Extremely rare presentation copy of Frederick Douglass's Narrative
DOUGLASS, FREDERICK. Narrative of the Life of Frederick Douglass, an American Slave. Written by Himself
Boston: Anti-Slavery Office, 1845
xvi, 125 pp. Original brown cloth. Some chipping and wear to binding, some foxing and browning. Entirely unrestored. Half morocco case.
FIRST EDITION of one of the great American autobiographies. Extremely rare presentation copy inscribed by Douglass: “To Miss Adeline Henshaw from her Friend Frederick Douglass, 11th July 1845.” No other presentation copies have appeared for public sale in the past century, and the great institutional collections lack presentation copies of this American classic.
“The ‘greatest’ of the slave narratives, … the Narrative truly is everywhere in American literary study” (Levine, The Lives of Frederick Douglass).
Frederick Douglass was born into slavery as Frederick Augustus Washington Bailey in February 1818. His mother Harriet Bailey was a slave. His father, a white plantation manager, was rumored to be Aaron Anthony of the Lloyd plantation in St Michaels, Maryland.
This seminal American narrative recounts Douglass’s life as a slave and his escape from bondage at age twenty-one. On reaching the North he changed his name to avoid capture and return to slavery under the fugitive slave laws. He quickly became a force in the abolitionist movement, but some doubted that a slave could be so articulate and brilliant an orator. To prove the authenticity of his tale, Douglass wrote this book, his first memoir and one of the most influential of all American autobiographies.
“With his Narrative, Douglass succeeded in offering his readers and eventually also historians of American life, an unassailably reliable record of slavery from the viewpoint of one who had been enslaved” (Robert O’Meally).
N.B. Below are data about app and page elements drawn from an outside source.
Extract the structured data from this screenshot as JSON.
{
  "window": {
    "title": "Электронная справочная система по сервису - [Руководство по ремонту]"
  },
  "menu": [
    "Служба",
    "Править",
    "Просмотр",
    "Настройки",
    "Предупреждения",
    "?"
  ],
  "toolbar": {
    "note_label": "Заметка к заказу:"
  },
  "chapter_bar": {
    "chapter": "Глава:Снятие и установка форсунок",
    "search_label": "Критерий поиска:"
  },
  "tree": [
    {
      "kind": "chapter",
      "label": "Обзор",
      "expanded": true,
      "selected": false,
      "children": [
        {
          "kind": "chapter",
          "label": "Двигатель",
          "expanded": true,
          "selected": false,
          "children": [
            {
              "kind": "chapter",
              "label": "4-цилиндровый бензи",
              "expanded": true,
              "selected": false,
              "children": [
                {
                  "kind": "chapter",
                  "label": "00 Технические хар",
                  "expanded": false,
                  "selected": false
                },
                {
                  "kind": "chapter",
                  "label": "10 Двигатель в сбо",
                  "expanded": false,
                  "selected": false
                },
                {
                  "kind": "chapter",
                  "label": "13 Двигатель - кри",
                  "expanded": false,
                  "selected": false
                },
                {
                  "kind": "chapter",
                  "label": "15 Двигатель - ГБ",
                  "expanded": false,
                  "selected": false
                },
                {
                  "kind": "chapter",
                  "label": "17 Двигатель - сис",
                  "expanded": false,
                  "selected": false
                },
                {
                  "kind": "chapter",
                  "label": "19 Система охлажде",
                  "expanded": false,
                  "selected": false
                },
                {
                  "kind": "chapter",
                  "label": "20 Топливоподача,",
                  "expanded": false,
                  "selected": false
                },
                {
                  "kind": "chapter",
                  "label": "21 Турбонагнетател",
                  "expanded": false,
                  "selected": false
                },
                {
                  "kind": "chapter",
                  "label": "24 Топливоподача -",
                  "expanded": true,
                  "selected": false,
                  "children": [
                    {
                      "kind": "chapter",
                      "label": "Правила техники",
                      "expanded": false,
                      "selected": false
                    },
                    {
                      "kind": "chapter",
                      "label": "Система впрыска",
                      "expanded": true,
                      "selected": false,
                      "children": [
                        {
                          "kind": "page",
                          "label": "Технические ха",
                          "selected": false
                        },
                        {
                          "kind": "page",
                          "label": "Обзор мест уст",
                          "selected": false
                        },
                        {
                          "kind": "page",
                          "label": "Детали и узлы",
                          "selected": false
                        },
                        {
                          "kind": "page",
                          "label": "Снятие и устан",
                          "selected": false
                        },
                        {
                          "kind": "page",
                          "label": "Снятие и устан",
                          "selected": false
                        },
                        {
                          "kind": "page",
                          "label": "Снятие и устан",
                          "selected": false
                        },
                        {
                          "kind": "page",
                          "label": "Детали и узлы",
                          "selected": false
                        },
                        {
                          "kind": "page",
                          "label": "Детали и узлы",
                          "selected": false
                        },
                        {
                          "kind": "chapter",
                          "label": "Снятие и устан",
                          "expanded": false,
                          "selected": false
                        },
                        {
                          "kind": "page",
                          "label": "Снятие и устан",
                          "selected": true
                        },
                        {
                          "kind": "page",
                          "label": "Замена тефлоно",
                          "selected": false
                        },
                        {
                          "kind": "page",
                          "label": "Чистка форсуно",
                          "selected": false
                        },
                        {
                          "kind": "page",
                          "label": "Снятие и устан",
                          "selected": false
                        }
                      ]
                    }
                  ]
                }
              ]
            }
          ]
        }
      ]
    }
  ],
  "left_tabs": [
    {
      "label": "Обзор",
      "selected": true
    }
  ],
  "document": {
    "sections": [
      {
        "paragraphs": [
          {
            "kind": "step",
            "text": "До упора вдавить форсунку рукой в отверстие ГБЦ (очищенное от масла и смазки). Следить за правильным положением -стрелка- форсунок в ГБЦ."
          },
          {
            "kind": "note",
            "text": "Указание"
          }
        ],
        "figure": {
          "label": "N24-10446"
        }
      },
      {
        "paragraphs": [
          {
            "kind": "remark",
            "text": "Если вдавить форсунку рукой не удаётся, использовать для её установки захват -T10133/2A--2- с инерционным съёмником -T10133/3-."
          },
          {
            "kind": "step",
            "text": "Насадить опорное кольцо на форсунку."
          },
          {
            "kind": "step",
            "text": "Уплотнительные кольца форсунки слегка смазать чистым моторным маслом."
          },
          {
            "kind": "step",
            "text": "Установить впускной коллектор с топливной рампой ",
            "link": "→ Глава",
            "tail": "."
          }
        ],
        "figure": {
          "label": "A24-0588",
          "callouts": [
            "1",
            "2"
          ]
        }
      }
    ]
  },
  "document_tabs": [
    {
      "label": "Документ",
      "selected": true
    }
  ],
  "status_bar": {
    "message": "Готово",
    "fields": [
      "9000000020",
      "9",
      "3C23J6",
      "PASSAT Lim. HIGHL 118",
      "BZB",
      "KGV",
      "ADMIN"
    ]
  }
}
The abolitionists Wendell Phillips and William Lloyd Garrison were mesmerized by the power and candor of the work. Garrison wrote of Douglass, “There stood one, in physical proportion and stature commanding and exact – in intellect richly endowed – in natural eloquence a prodigy – in soul manifestly ‘created but little lower than the angels’ – Yet a slave, a fugitive slave … by the law of the land, by the voice of the people, and by the terms of the slave code … only a piece of property, a beast of burden, a chattel personal.”
The Narrative revealed Douglass’s place of birth and former owners, placing him in legal jeopardy. Garrison and Phillips advised Douglass to leave the country. The book was published on May 28, 1845, and on August 6 Douglass left the United States for England, not to return for two years. The book was immensely popular among those who opposed slavery. “The Narrative made Frederick Douglass the most famous black person in the world” (Blight).
“It was a daring recital of facts and Phillips feared that it might lead to his re-enslavement. Douglass published the little book in 1845, however, and then, to avoid possible consequences, visited Great Britain and Ireland. Here he remained two years, meeting nearly all of the English Liberals. For the first time in his life he was treated as a man and an equal. The resultant effect upon his character was tremendous. He began to conceive emancipation not simply as physical freedom; but as social equality and economic and spiritual opportunity” (W. E. B. Du Bois in Dictionary of American Biography).
Douglass became the leading advocate of the abolition of slavery and the greatest American reformer of the nineteenth century. “The most influential African American of the nineteenth century, Douglass made a career of agitating the American conscience. He spoke and wrote on behalf of a variety of reform causes: women’s rights, temperance, peace, land reform, free public education, and the abolition of capital punishment. But he devoted the bulk of his time, immense talent, and boundless energy to ending slavery and gaining equal rights for African Americans” (ANB).
The recipient of this presentation copy, Adeline Henshaw (1825-1912), was active in the abolition and women’s rights movements. Henshaw and her husband Joseph Howland, whom she married in 1847, attended the first National Woman’s Rights Convention in Worcester, Massachusetts in 1850, at which Douglass spoke.
Presentation copies of the first edition of Douglass’s Narrative are extremely rare. The leading institutional collections of African-American history and abolition do not have a presentation copy.
No other examples appear in the auction records of the past century. We have traced only the following examples:
1. Charles Heartman catalogue, 1948, recipient unidentified. Heartman was a pioneering specialist in African-American books.
2. C. F. Libbie & Co., Catalogue of the Private Library of Adin Ballou, January 12-13, 1916, lot 459, presumably inscribed to the abolitionist Adin Ballou.
3. The present copy
Nineteenth-century American classics of comparable importance and rarity in presentation copies include Moby-Dick (1851), The Book of Mormon (1830), Uncle Tom’s Cabin (1852), and Leaves of Grass (1855). All of these would easily command strong-six figure prices could they be found. Comparable books that have appeared in inscribed copies in the past decade are Political Debates inscribed by Lincoln (1860) and Walden inscribed by Thoreau (1854), both exceeding $150,000.
Blockson, One Hundred and One Influential Books By and About People of African Descent 27.